from The American Heritage® Dictionary of the English Language, 4th Edition
- n. A Native American confederacy composed of numerous small tribes formerly inhabiting the Red River area of Louisiana, Arkansas, and eastern Texas and now located in central Oklahoma.
- n. A member of this confederacy.
- n. The Caddoan language of the Caddo.
from Wiktionary, Creative Commons Attribution/Share-Alike License
- n. A member of one of the Caddo tribes.
- proper n. A confederacy of several southeastern Native American tribes, who inhabited much of what is now East Texas, western Louisiana and portions of southern Arkansas and Oklahoma in the sixteenth century.
- proper n. A Caddoan language of the Southern Plains of the United States, spoken by the Caddo Nation of Oklahoma.
from WordNet 3.0 Copyright 2006 by Princeton University. All rights reserved.
- n. a group of Plains Indians formerly living in what is now North and South Dakota and Nebraska and Kansas and Arkansas and Louisiana and Oklahoma and Texas
- n. a family of North American Indian languages spoken widely in the Midwest by the Caddo
Both names are unobjectionable, but as the term Caddo has priority by a few pages preference is given to it.
The Caddo were a semi-sedentary and agricultural people, living in large, conical, communal, grass-thatched houses, and cultivating abundant crops of corn, beans, and pumpkins.
Grabbing up my quiver and Caddo bow, I carefully followed in his footsteps as we picked our way across his camp and then down the trail that led to the creek.

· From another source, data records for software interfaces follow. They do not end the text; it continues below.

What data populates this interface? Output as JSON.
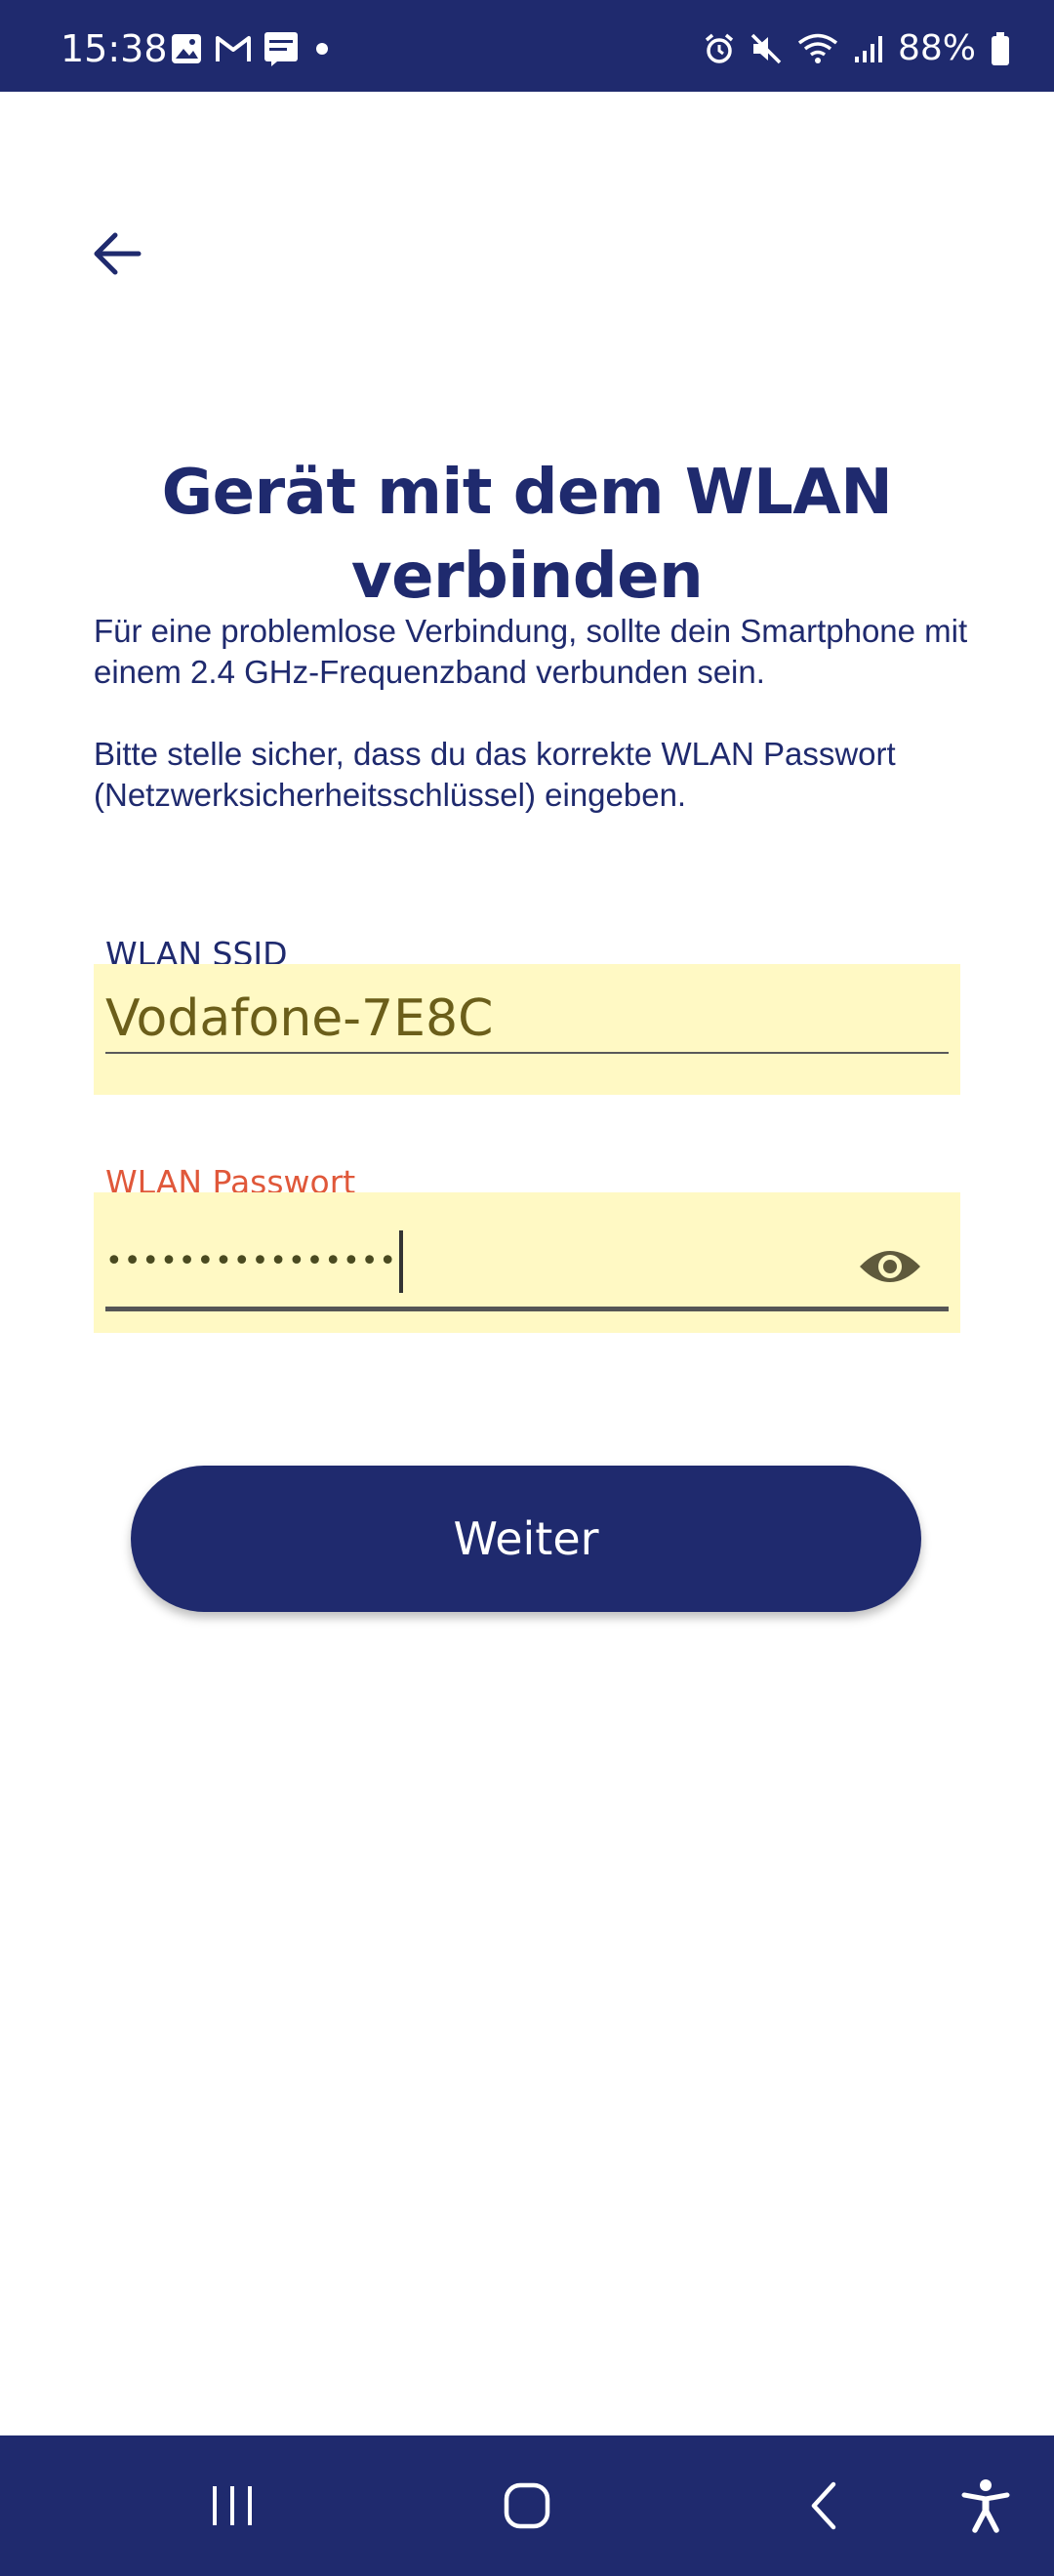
{
  "status_bar": {
    "time": "15:38",
    "battery": "88%",
    "left_icons": [
      "gallery-icon",
      "gmail-icon",
      "consorsbank-icon",
      "dot-icon"
    ],
    "right_icons": [
      "alarm-icon",
      "mute-icon",
      "wifi-icon",
      "signal-icon",
      "battery-icon"
    ]
  },
  "header": {
    "back_icon": "arrow-left-icon"
  },
  "title": "Gerät mit dem WLAN verbinden",
  "info": {
    "paragraph1": "Für eine problemlose Verbindung, sollte dein Smartphone mit einem 2.4 GHz-Frequenzband verbunden sein.",
    "paragraph2": "Bitte stelle sicher, dass du das korrekte WLAN Passwort (Netzwerksicherheitsschlüssel) eingeben."
  },
  "ssid_field": {
    "label": "WLAN SSID",
    "value": "Vodafone-7E8C"
  },
  "password_field": {
    "label": "WLAN Passwort",
    "masked_value": "••••••••••••••••",
    "toggle_icon": "eye-icon"
  },
  "primary_button": {
    "label": "Weiter"
  },
  "nav_bar": {
    "icons": [
      "recents-icon",
      "home-icon",
      "back-icon",
      "accessibility-icon"
    ]
  },
  "colors": {
    "primary": "#1f2a6e",
    "field_background": "#fff9c4",
    "error_label": "#e0583a"
  }
}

In 2009, long-time Caddo Parish resident Carl Staples, an African-American man, was summoned to jury service for a capital case.
In 1951, in response to the burgeoning civil rights movement, Caddo Parish, Louisiana, defiantly raised a Confederate flag outside the entrance to its courthouse.

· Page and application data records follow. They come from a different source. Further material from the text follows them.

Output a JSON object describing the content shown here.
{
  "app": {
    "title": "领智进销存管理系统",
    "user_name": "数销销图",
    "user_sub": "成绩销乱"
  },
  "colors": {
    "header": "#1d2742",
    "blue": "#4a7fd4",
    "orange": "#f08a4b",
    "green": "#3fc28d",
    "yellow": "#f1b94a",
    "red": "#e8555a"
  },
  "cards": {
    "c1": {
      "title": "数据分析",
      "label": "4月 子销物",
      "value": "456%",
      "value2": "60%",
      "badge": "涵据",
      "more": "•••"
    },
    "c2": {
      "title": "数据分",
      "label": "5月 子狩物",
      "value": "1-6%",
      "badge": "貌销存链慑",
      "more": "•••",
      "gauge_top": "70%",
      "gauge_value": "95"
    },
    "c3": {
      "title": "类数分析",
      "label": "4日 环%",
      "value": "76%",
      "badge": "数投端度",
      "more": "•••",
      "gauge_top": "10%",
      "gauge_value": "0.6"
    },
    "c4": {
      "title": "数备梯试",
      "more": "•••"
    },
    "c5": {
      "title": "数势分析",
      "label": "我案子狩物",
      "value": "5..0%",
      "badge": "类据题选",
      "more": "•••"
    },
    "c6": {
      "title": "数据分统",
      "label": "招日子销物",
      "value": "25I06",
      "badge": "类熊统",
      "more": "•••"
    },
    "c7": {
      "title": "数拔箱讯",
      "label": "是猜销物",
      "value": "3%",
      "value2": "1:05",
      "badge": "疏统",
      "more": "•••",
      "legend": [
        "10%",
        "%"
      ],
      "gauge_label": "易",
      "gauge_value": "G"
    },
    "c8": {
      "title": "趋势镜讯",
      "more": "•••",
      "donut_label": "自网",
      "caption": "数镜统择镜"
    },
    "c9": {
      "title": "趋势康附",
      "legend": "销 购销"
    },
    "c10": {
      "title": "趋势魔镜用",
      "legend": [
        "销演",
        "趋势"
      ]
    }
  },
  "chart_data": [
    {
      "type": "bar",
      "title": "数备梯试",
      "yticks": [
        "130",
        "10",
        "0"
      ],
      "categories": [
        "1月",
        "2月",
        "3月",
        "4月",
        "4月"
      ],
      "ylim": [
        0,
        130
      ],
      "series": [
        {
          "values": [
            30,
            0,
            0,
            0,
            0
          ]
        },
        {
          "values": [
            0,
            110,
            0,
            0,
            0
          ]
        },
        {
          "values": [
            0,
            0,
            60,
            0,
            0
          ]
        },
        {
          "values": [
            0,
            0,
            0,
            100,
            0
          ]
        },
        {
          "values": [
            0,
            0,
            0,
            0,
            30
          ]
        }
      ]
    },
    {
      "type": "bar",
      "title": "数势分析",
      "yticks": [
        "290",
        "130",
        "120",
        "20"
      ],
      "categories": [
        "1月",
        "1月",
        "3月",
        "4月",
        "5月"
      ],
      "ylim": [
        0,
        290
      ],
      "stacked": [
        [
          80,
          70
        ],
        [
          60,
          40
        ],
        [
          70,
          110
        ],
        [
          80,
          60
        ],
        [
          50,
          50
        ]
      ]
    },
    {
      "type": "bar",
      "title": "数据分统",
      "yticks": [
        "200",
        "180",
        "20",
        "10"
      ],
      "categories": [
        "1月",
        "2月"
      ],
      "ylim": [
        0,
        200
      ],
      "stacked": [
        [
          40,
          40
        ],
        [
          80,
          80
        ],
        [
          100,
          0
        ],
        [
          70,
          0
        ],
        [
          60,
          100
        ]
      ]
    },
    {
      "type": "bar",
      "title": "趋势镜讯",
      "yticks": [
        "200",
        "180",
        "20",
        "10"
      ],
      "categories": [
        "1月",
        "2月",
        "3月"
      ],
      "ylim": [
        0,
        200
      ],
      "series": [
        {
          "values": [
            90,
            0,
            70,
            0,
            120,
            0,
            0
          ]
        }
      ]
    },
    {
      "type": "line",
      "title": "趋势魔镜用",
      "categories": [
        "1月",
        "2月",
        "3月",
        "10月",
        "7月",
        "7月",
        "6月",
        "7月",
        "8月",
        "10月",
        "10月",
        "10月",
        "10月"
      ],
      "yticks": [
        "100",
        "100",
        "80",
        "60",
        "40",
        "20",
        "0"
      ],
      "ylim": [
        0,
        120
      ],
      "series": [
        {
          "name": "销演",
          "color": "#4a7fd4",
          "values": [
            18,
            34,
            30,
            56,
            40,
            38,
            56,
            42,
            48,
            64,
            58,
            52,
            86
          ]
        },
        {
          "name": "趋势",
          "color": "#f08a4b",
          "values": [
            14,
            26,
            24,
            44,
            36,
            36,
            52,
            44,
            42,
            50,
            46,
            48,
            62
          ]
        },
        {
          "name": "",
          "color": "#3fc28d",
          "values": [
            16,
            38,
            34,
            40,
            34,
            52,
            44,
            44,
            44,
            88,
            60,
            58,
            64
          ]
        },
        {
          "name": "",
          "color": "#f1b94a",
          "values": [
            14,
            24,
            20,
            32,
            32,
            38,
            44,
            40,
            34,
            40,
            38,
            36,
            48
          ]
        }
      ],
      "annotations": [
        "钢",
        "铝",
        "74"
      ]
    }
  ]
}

On their behalf, the ACLU filed a friend-of-the-court brief arguing that the flag’s presence at the courthouse risks tainting the capital punishment system with racial bias in two ways: First, the flag risks excluding potential African-American jurors, like Mr. Staples, who are unwilling to serve on Caddo Parish juries underneath a symbol of white supremacy.
The Confederate flag is also emblematic of the racial discrimination in jury selection within Caddo’s courthouse doors.

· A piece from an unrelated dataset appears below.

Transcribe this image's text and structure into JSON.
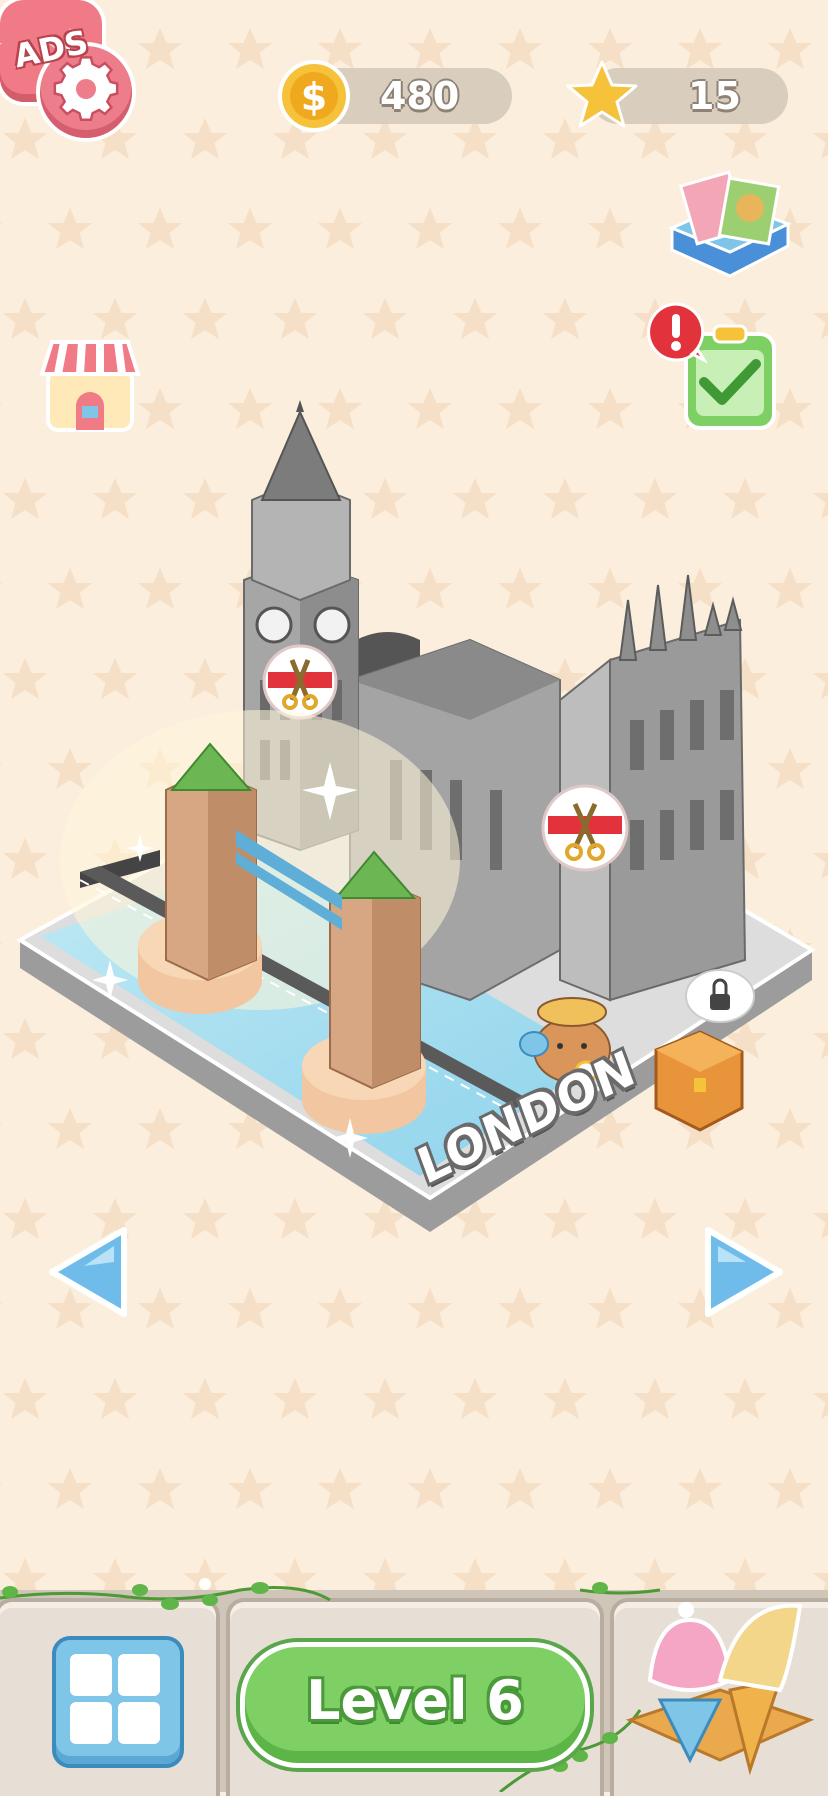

Yesterday, the Louisiana Supreme Court issued an opinion addressing the charges of “endemic racism” in Caddo Parish and agreeing with us that the presence of the Confederate flag prominently displayed outside a Louisiana courthouse could be offensive to some.
We know that Mr. Staples is not alone, and we look forward to the type of hearing the Supreme Court suggests, in order to establish that the presence of the Confederate flag at the Caddo courthouse renders the capital trials held there inherently unfair.
He claims to have suffered additional discrimination due to the Confederate flag that has flown outside the Caddo Parish courthouse in Shreveport since 1951.